Eventually in the dream, as in the past, Louis would be grabbed by his shoulders and thrown into the hallway. The dream always ended the same, a last glimpse of his mother cowering behind the man, as the door slammed in his face.
Louis was jolted awake, he didn't have long to rub the sand from his eyes. His newly discovered instincts taught him to check his surroundings for danger first.
He was greeted by the chorus of wagon wheels on cobblestone, the rumble of automobile engines, and a collage of voices.
He found that he was covered by a blanket that wasn't his own.
He was startled by a man's voice.
“I’m sorry, I didn't mean to wake you, I just thought you looked cold.”
Louis met the gaze of a young man with very dark features. His eyes were almost pools of black.
“Who are you? What do you want?” Louis sat up, placing his feet on the ground.
“I am an artist that lives nearby, I just wanted to help you out. You look quite young.” He spoke with a strange accent.
“If you wish to help, could you give me some Francs? So I can eat.”
The man's eyes traced over Louis, though it wasn't the stare that some men gave Louis that made him uncomfortable. It was more so as if he were inspecting a building.
“Eh you see boy I don't have many Francs to my name, though I can offer you some good food if you would have me, I can cook for you.”
Louis considered the thought briefly, his stomach screaming orders instead of his mind. “No, no thank you monsieur. I think I better be going.”
“I know what you must be thinking, strange man offering dinner, I assure you I just mean to help.”
Louis stood from the bench, gathering his few items.
“Besides, if I wished to cause you harm I could have while you slept instead of giving you a blanket. Or, I could have told that fat baker where you were.”
Louis turned to the man, his eyebrows raised in surprise, then lowered into suspicion.
“You saw me?”
“Yes, though I know boys who steal bakers leftovers in the night aren't doing it for fun.” He said glumly.

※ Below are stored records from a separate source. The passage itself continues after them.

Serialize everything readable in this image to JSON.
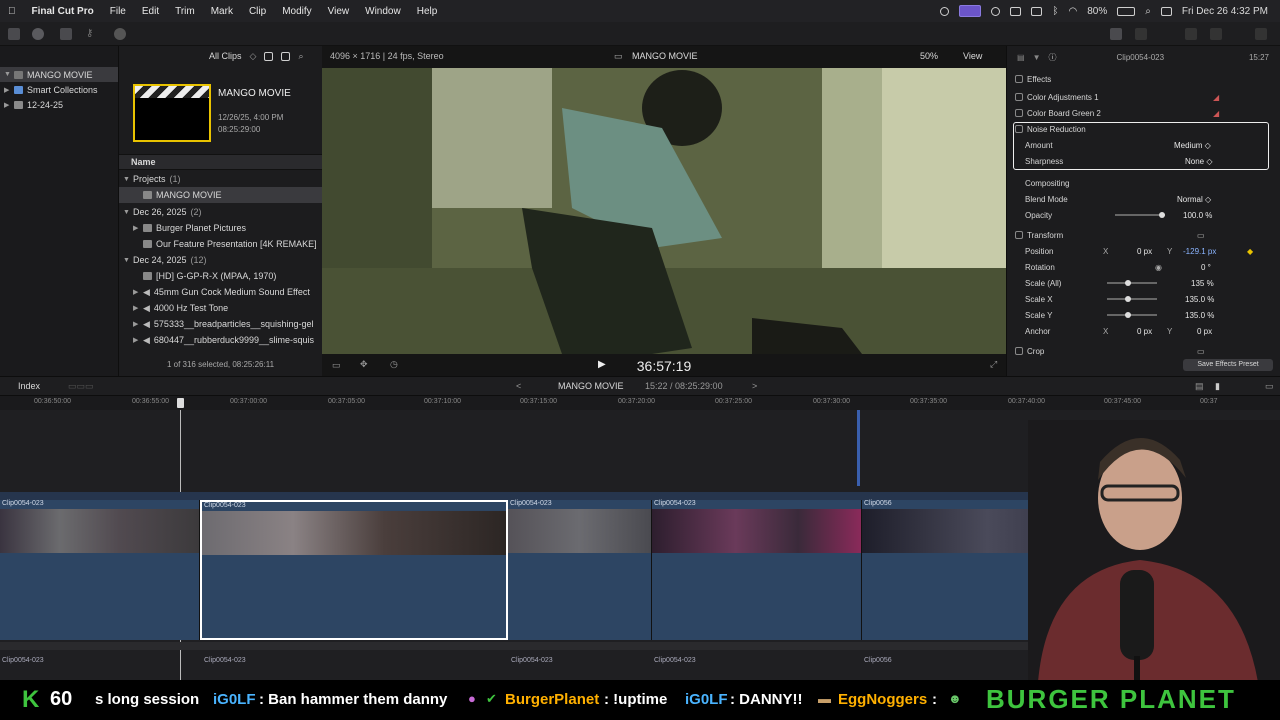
{
  "menubar": {
    "app": "Final Cut Pro",
    "items": [
      "File",
      "Edit",
      "Trim",
      "Mark",
      "Clip",
      "Modify",
      "View",
      "Window",
      "Help"
    ],
    "battery": "80%",
    "datetime": "Fri Dec 26  4:32 PM"
  },
  "library": {
    "items": [
      {
        "label": "MANGO MOVIE"
      },
      {
        "label": "Smart Collections"
      },
      {
        "label": "12-24-25"
      }
    ]
  },
  "browser": {
    "filter": "All Clips",
    "project_title": "MANGO MOVIE",
    "project_date": "12/26/25, 4:00 PM",
    "project_duration": "08:25:29:00",
    "column_name": "Name",
    "rows": [
      {
        "label": "Projects",
        "count": "(1)"
      },
      {
        "label": "MANGO MOVIE"
      },
      {
        "label": "Dec 26, 2025",
        "count": "(2)"
      },
      {
        "label": "Burger Planet Pictures"
      },
      {
        "label": "Our Feature Presentation [4K REMAKE]"
      },
      {
        "label": "Dec 24, 2025",
        "count": "(12)"
      },
      {
        "label": "[HD] G-GP-R-X (MPAA, 1970)"
      },
      {
        "label": "45mm Gun Cock Medium Sound Effect"
      },
      {
        "label": "4000 Hz Test Tone"
      },
      {
        "label": "575333__breadparticles__squishing-gel"
      },
      {
        "label": "680447__rubberduck9999__slime-squis"
      }
    ],
    "footer": "1 of 316 selected, 08:25:26:11"
  },
  "viewer": {
    "format": "4096 × 1716 | 24 fps, Stereo",
    "title": "MANGO MOVIE",
    "zoom": "50%",
    "view_label": "View",
    "timecode": "36:57:19"
  },
  "inspector": {
    "clip_name": "Clip0054-023",
    "clip_duration": "15:27",
    "effects_header": "Effects",
    "effects": [
      "Color Adjustments 1",
      "Color Board Green 2"
    ],
    "noise_reduction": "Noise Reduction",
    "amount_label": "Amount",
    "amount_value": "Medium ◇",
    "sharpness_label": "Sharpness",
    "sharpness_value": "None ◇",
    "compositing": "Compositing",
    "blend_label": "Blend Mode",
    "blend_value": "Normal ◇",
    "opacity_label": "Opacity",
    "opacity_value": "100.0 %",
    "transform": "Transform",
    "position_label": "Position",
    "pos_x_label": "X",
    "pos_x": "0 px",
    "pos_y_label": "Y",
    "pos_y": "-129.1 px",
    "rotation_label": "Rotation",
    "rotation_value": "0 °",
    "scale_all_label": "Scale (All)",
    "scale_all": "135 %",
    "scale_x_label": "Scale X",
    "scale_x": "135.0 %",
    "scale_y_label": "Scale Y",
    "scale_y": "135.0 %",
    "anchor_label": "Anchor",
    "anchor_x_label": "X",
    "anchor_x": "0 px",
    "anchor_y_label": "Y",
    "anchor_y": "0 px",
    "crop": "Crop",
    "save_preset": "Save Effects Preset"
  },
  "timeline": {
    "index_label": "Index",
    "project": "MANGO MOVIE",
    "position": "15:22 / 08:25:29:00",
    "ruler": [
      "00:36:50:00",
      "00:36:55:00",
      "00:37:00:00",
      "00:37:05:00",
      "00:37:10:00",
      "00:37:15:00",
      "00:37:20:00",
      "00:37:25:00",
      "00:37:30:00",
      "00:37:35:00",
      "00:37:40:00",
      "00:37:45:00",
      "00:37"
    ],
    "clips": [
      "Clip0054-023",
      "Clip0054-023",
      "Clip0054-023",
      "Clip0054-023",
      "Clip0056"
    ],
    "audio_labels": [
      "Clip0054-023",
      "Clip0054-023",
      "Clip0054-023",
      "Clip0054-023",
      "Clip0056"
    ]
  },
  "ticker": {
    "badge_letter": "K",
    "badge_count": "60",
    "text": "s long session",
    "msgs": [
      {
        "user": "iG0LF",
        "text": ": Ban hammer them danny"
      },
      {
        "user": "BurgerPlanet",
        "text": ": !uptime"
      },
      {
        "user": "iG0LF",
        "text": ": DANNY!!"
      },
      {
        "user": "EggNoggers",
        "text": ":"
      }
    ],
    "brand": "BURGER PLANET"
  },
  "colors": {
    "accent_yellow": "#e9c300",
    "clip_blue": "#2d4563",
    "ticker_green": "#3ec43e",
    "ticker_blue": "#4ab4ff",
    "ticker_orange": "#ffb000"
  }
}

This gave Louis pause, because the man was telling the truth, he could have taken him while he was sleeping, or could have gone to the police, the baker, or any number of things. Instead he brought him a blanket.
The man held out his hand, “what is your name?”
Louis studied the hand, beneath the man's sleeve he could see a speck of paint on his wrist.
He gripped the man's hand firmly, “Louis, Louis is my name.”
“Un placer Louis, my name is Pablo, Pablo Picasso.”
What a strange name, Louis thought.
Pablo thought back to this first meeting as he stared into the black eyes of Louis, eyes that seemed devoid of life but so full of possibilities.
He stepped back to admire the final addition to the piece. A floral headdress adorned Louis’s head, as well as flowers beside his shoulders; giving the appearance of wings. Wings that by all accounts should have given him flight, though in this case failed to do so.
He sighed at the boy with the pipe, the pipe that was the undoing of their friendship and of Louis himself. The same pipe that vanished one day, along with Pablo's stash of opium. The same pipe that was now shattered into a million pieces in a garbage dump somewhere, perhaps a dump being picked through by Louis. Pablo shook at the thought.
Sometimes in fits of feral rage Pablo would claw at his own scalp and face thinking about it all. Some of it directed at Louis, some at himself.
In the end the prevailing feeling that infected him was one of despair. He had this magnificent painting he was proud of, yet he could hardly bare to look at it without weeping like a child.
Pablo’s lip quivered as he whispered mournfully to himself, “ah, mi petit Louis.”
His paint brush rattled on the desk as he set it down, before he left his studio he glanced at Louis one last time.
If only he knew what the world had in store for him.
About the Creator
Excellent work. Looking forward to reading more!
Original narrative & well developed characters
Heartfelt and relatable
The story invoked strong personal emotions